→ Exercise aim
Filter the records for lines holding the string "text".

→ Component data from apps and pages
===

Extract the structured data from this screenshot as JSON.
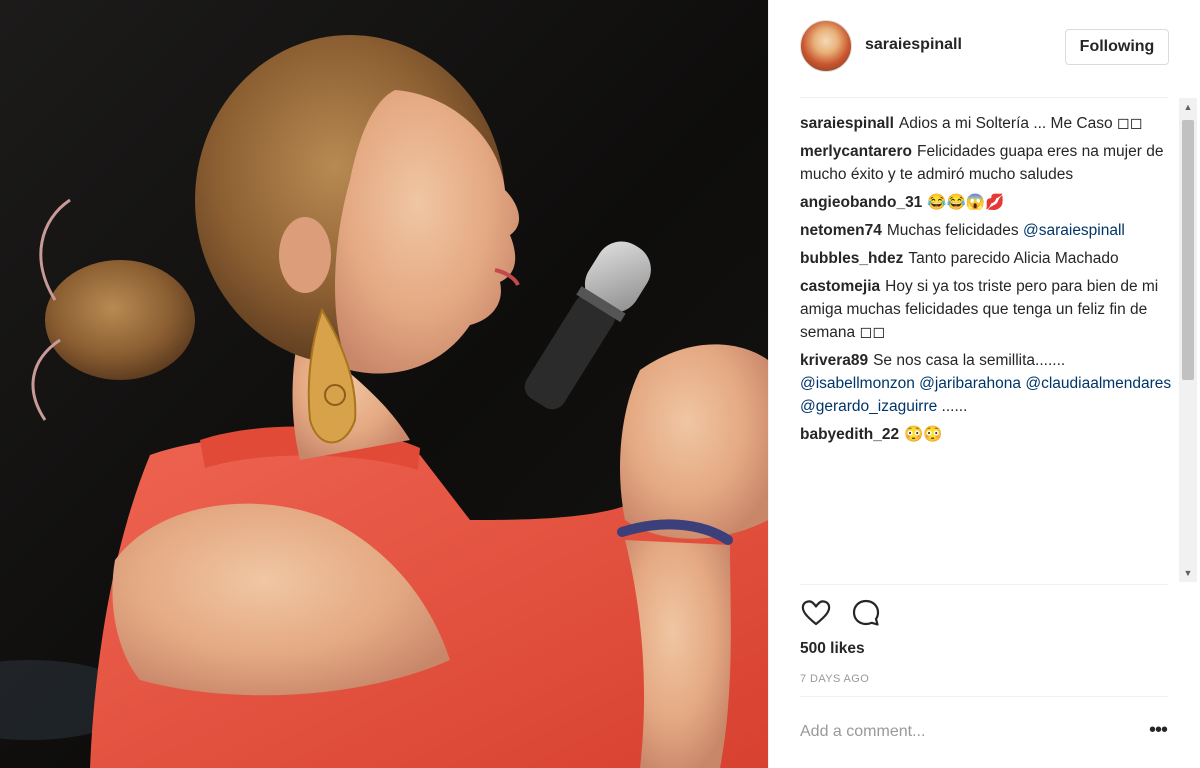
{
  "post": {
    "photo_alt": "",
    "author": "saraiespinall",
    "follow_label": "Following",
    "likes": "500 likes",
    "time_ago": "7 DAYS AGO",
    "comment_placeholder": "Add a comment...",
    "more_label": "•••",
    "like_icon": "heart-icon",
    "comment_icon": "comment-bubble-icon"
  },
  "comments": [
    {
      "user": "saraiespinall",
      "text": "Adios a mi Soltería ... Me Caso ◻◻"
    },
    {
      "user": "merlycantarero",
      "text": "Felicidades guapa eres na mujer de mucho éxito y te admiró mucho saludes"
    },
    {
      "user": "angieobando_31",
      "text": "😂😂😱💋"
    },
    {
      "user": "netomen74",
      "text": "Muchas felicidades",
      "mention": "@saraiespinall"
    },
    {
      "user": "bubbles_hdez",
      "text": "Tanto parecido Alicia Machado"
    },
    {
      "user": "castomejia",
      "text": "Hoy si ya tos triste pero para bien de mi amiga muchas felicidades que tenga un feliz fin de semana ◻◻"
    },
    {
      "user": "krivera89",
      "text": "Se nos casa la semillita.......",
      "mention": "@isabellmonzon @jaribarahona @claudiaalmendares @gerardo_izaguirre",
      "tail": "......"
    },
    {
      "user": "babyedith_22",
      "text": "😳😳"
    }
  ],
  "colors": {
    "text": "#262626",
    "muted": "#999999",
    "mention": "#003569",
    "border": "#efefef",
    "dress": "#e8503f"
  }
}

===

→ Task output
      "text": "Adios a mi Soltería ... Me Caso ◻◻"
      "text": "Felicidades guapa eres na mujer de mucho éxito y te admiró mucho saludes"
      "text": "😂😂😱💋"
      "text": "Muchas felicidades",
      "text": "Tanto parecido Alicia Machado"
      "text": "Hoy si ya tos triste pero para bien de mi amiga muchas felicidades que tenga un feliz fin de semana ◻◻"
      "text": "Se nos casa la semillita.......",
      "text": "😳😳"
    "text": "#262626",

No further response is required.